As we approached the end of the course, I was anticipating the moment that I finally read Richard Marsh’s novel, The Beetle. Having already read Mary Shelley’s Frankenstein and Bram Stoker’s Dracula, I kept wondering to myself… what is the most frightening thing about this novel?
I came to the conclusion that people are most afraid of something if it has relevance to their lives – ultimately, if they can relate to it. Personally speaking, a horror movie isn’t as scary to me as when it mentions that it was “based on real events”. (Just me?) Marsh does just that with this novel. He uses the decline of Britain as a world power at the end of the 19th century to strike fear into the hearts of Victorians; and also to ignite curiosity in their hearts – to have them question their morals. The purpose of this text is to cause the audience to feel both fear, and guilt. The fear is caused by the thought that the West is on the edge of being colonized by the immigration of barbaric forces of the East. And that… brings us to the feeling of guilt. But I’m assuming at first, the Victorians tried to replace the guilt with denial and here’s why:
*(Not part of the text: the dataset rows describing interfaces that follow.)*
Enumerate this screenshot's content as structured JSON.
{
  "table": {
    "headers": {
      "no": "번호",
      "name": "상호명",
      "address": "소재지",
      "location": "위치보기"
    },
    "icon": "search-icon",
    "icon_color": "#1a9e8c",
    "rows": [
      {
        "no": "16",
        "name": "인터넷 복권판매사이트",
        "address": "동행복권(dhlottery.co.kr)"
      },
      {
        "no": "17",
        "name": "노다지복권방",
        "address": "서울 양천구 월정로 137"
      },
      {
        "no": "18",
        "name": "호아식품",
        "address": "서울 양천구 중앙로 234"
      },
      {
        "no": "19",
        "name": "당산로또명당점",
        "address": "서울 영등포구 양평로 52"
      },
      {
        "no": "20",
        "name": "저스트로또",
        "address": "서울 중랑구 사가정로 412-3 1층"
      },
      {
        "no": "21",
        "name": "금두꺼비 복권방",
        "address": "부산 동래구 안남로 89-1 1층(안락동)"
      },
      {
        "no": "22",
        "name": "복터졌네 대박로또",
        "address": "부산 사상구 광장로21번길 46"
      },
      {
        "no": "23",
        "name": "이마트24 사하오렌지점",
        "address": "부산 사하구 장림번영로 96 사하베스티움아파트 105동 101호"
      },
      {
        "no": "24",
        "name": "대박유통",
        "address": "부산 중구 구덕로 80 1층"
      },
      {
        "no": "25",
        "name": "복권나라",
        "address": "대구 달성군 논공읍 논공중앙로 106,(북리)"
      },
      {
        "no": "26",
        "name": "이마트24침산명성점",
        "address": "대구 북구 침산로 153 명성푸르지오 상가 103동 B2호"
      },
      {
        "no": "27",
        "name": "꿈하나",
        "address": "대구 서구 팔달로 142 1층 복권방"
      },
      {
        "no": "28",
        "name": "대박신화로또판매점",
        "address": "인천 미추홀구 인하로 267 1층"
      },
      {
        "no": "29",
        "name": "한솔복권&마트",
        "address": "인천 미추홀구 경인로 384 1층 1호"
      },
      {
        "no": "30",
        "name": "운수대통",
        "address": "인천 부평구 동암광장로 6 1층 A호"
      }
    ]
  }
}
Throughout the text, Richard Marsh criticizes the British colonial practices conducted on (primarily) the female population of the regions they colonized. They physically, mentally and verbally abused these women in their own homes. Does that sound familiar from the novel? The Beetle mirrors British imperialism in the novel. Marsh basically uses the foreigner (aka, the Beetle) to represent the villain in this story because it’s what they want to believe; and has her sexually exploit them. Similar to how the soldiers frequently sexually exploited the women belonging to the colonies in which the British imperialized to fulfill their sexual fantasies (obviously through rape). After exploring the text further, the most frightening aspect of the novel – yes, was that it represented real life events. But I can help but think, it must have been even more horrifying for the Victorians reading this novel at the time it was released; for it was a method of confronting the British with their own monstrous nature – haunting them, not only through the Beetle, but by leaving them terrified of themselves as well.